Jesus is the new Moses, who brings to fulfilment what the prophet had announced. His recent miracles are meant to show this: the multiplication of the loaves recalls the gift of manna in the desert, and walking on the water evokes the passage through the Red Sea. But in both cases Jesus goes beyond what was announced in the Pentateuch. In fact, after feeding five thousand people, those who witnessed the miracle proclaimed: “This is indeed the Prophet who is to come into the world!” (Jn 6:14); and later, upon hearing that this bread can give life, they said to him, “Sir, give us this bread always” (Jn 6:34). It is a natural reaction. The Samaritan woman had made the same request when Jesus spoke to her about the water welling up to eternal life. We too want God to increase our desire to receive that life-giving bread.

JESUS ​​said to them: “I am the bread of life” (Jn 6:35). These words are a central revelation of our faith. In the fourth Gospel no mention is made of the institution of the sacrament of the Eucharist. Instead, the theological meaning of this sacrament is revealed. Jesus presents Himself as the bread that gives meaning and hope to our earthly journey, like the nourishment God provided Elijah for the strength needed to walk forty days and forty nights to Horeb, the mount of God (1 Kgs 19:8). Jesus is the bread of life because He remains in the sacrament of the Eucharist as “the source and summit of the Christian life,”[1] as “the center and root of interior life.”[2] Source and summit; center and root. The Eucharist has this greatness because it contains Christ himself, the author of grace, and because “in the Eucharist, the sanctifying action of God and our worship of him reach their high point.”[3]

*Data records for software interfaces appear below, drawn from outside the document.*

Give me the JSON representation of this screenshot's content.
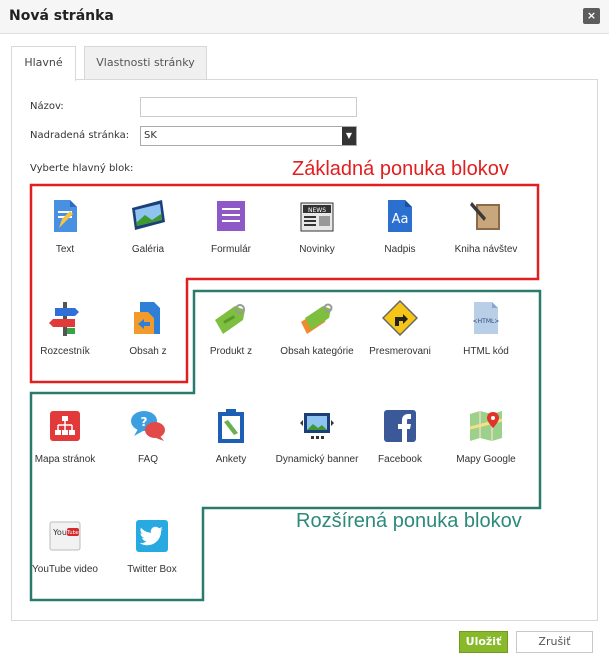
{
  "dialog": {
    "title": "Nová stránka",
    "close_symbol": "×"
  },
  "tabs": [
    {
      "label": "Hlavné",
      "active": true
    },
    {
      "label": "Vlastnosti stránky",
      "active": false
    }
  ],
  "form": {
    "name_label": "Názov:",
    "name_value": "",
    "parent_label": "Nadradená stránka:",
    "parent_value": "SK",
    "block_prompt": "Vyberte hlavný blok:"
  },
  "annotations": {
    "basic": "Základná ponuka blokov",
    "extended": "Rozšírená ponuka blokov",
    "basic_color": "#e02020",
    "extended_color": "#2b8a7a"
  },
  "blocks": [
    {
      "label": "Text",
      "icon": "text-doc-icon"
    },
    {
      "label": "Galéria",
      "icon": "gallery-icon"
    },
    {
      "label": "Formulár",
      "icon": "form-icon"
    },
    {
      "label": "Novinky",
      "icon": "news-icon"
    },
    {
      "label": "Nadpis",
      "icon": "heading-icon"
    },
    {
      "label": "Kniha návštev",
      "icon": "guestbook-icon"
    },
    {
      "label": "Rozcestník",
      "icon": "signpost-icon"
    },
    {
      "label": "Obsah z",
      "icon": "content-from-icon"
    },
    {
      "label": "Produkt z",
      "icon": "product-tag-icon"
    },
    {
      "label": "Obsah kategórie",
      "icon": "category-tags-icon"
    },
    {
      "label": "Presmerovani",
      "icon": "redirect-sign-icon"
    },
    {
      "label": "HTML kód",
      "icon": "html-file-icon"
    },
    {
      "label": "Mapa stránok",
      "icon": "sitemap-icon"
    },
    {
      "label": "FAQ",
      "icon": "faq-bubbles-icon"
    },
    {
      "label": "Ankety",
      "icon": "poll-clipboard-icon"
    },
    {
      "label": "Dynamický banner",
      "icon": "banner-icon"
    },
    {
      "label": "Facebook",
      "icon": "facebook-icon"
    },
    {
      "label": "Mapy Google",
      "icon": "google-maps-icon"
    },
    {
      "label": "YouTube video",
      "icon": "youtube-icon"
    },
    {
      "label": "Twitter Box",
      "icon": "twitter-icon"
    }
  ],
  "buttons": {
    "save": "Uložiť",
    "cancel": "Zrušiť"
  }
}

“The Eucharist is Jesus himself who gives Himself entirely to us. Nourishing ourselves with Him and abiding in Him through Eucharistic Communion, if we do so with faith, transforms our life, transforms it into a gift to God and to our brothers and sisters. Nourishing ourselves with that ‘Bread of Life’ means entering into harmony with the heart of Christ, assimilating his choices, his thoughts, his behavior. It means entering into a dynamism of love and becoming people of peace, people of forgiveness, of reconciliation, of sharing in solidarity. The very things that Jesus did.”[4] Saint Josemaría had abundant experience of this. From a young age he spent long periods of time in front of the Tabernacle. And he advised us: “Be a eucharistic soul! If the center around which your thoughts and hopes turn is the Tabernacle, then, my child, how abundant the fruits of your sanctity and apostolate will be!”[5]

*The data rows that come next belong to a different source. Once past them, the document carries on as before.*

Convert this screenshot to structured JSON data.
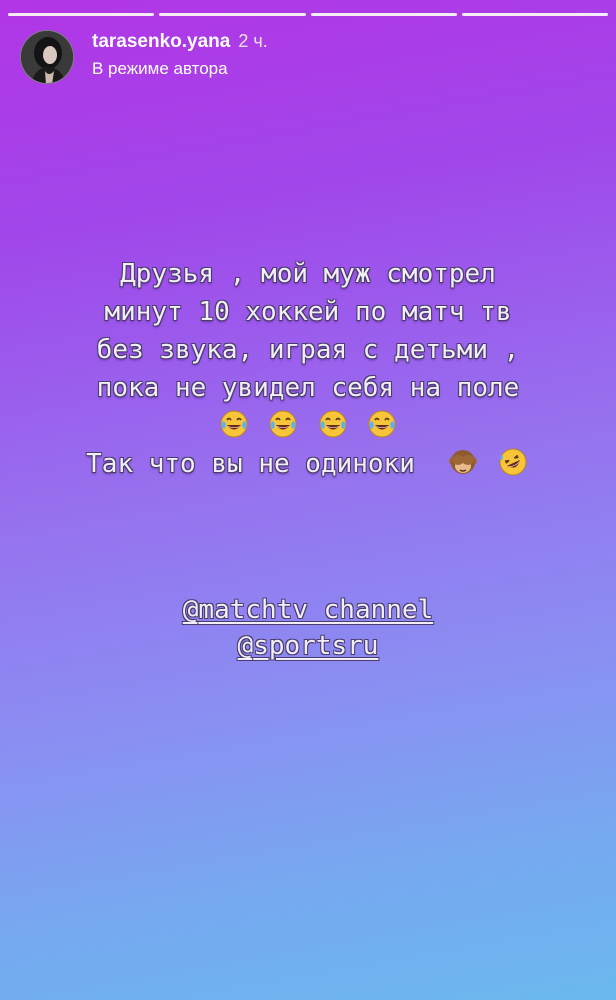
{
  "story": {
    "progress_segments": 4,
    "progress_color": "#ffffff",
    "background": {
      "top": "#b235e6",
      "middle": "#9672ef",
      "bottom": "#6bb8ee"
    }
  },
  "header": {
    "username": "tarasenko.yana",
    "time": "2 ч.",
    "subtitle": "В режиме автора",
    "avatar": "profile-photo"
  },
  "text": {
    "lines": [
      "Друзья , мой муж смотрел",
      "минут 10 хоккей по матч тв",
      "без звука, играя с детьми ,",
      "пока не увидел себя на поле",
      "Так что вы не одиноки"
    ],
    "emojis_line": [
      "tears-of-joy-emoji",
      "tears-of-joy-emoji",
      "tears-of-joy-emoji",
      "tears-of-joy-emoji"
    ],
    "emojis_after_last": [
      "see-no-evil-monkey-emoji",
      "rolling-on-floor-laughing-emoji"
    ]
  },
  "mentions": {
    "first_prefix": "@",
    "first": "matchtv_channel",
    "second_prefix": "@",
    "second": "sportsru"
  }
}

BEING A EUCHARISTIC SOUL leads us to put special care into the Mass, so that each of our days can be enriched by God’s grace and strength. Hence we can ask our Lord to help us enter into the meaning of the words that He himself addresses to the Father and that the Church offers us in each celebration. Thus God’s holiness will enter ever more effectively into our ordinary life, into our successes and failures, our setbacks and joys. We can be helped in this endeavor by reflecting on the Mass readings, preparing for Mass with spiritual communions, and giving thanks for receiving our Lord in Communion. This will also foster our eagerness to greet Jesus in the Tabernacle, to be alone with Him and spend a period of prayer there.

We can also ask our Lord for the grace to be more sensitive to his presence in the Eucharist: Lord, increase our faith, give us more light to believe more firmly and to go deeper into the mystery of this sacrament. And also give us more love, a greater desire to receive communion frequently and to love your presence in the Tabernacle with all our strength. Saint Josemaría’s advice can help us greatly here: “Go perseveringly to the Tabernacle, either bodily or in your heart, so as to feel safe and calm: but also to feel loved... and to love!”[6]

We ask Mary, woman of the Eucharist, to help us love her Son as she did. We want to receive Jesus with the same dispositions as she did: with her “purity, humility and devotion.”

[1] Second Vatican Council, Lumen Gentium, no. 11.

[2] Saint Josemaría, The Forge, no. 69.

[3] Compendium of the Catechism of the Catholic Church, no. 274.

[4] Francis, Angelus, 16 August 2015.

[5] Saint Josemaría. The Forge, no. 835.

[6] Saint Josemaría, The Forge, no. 837.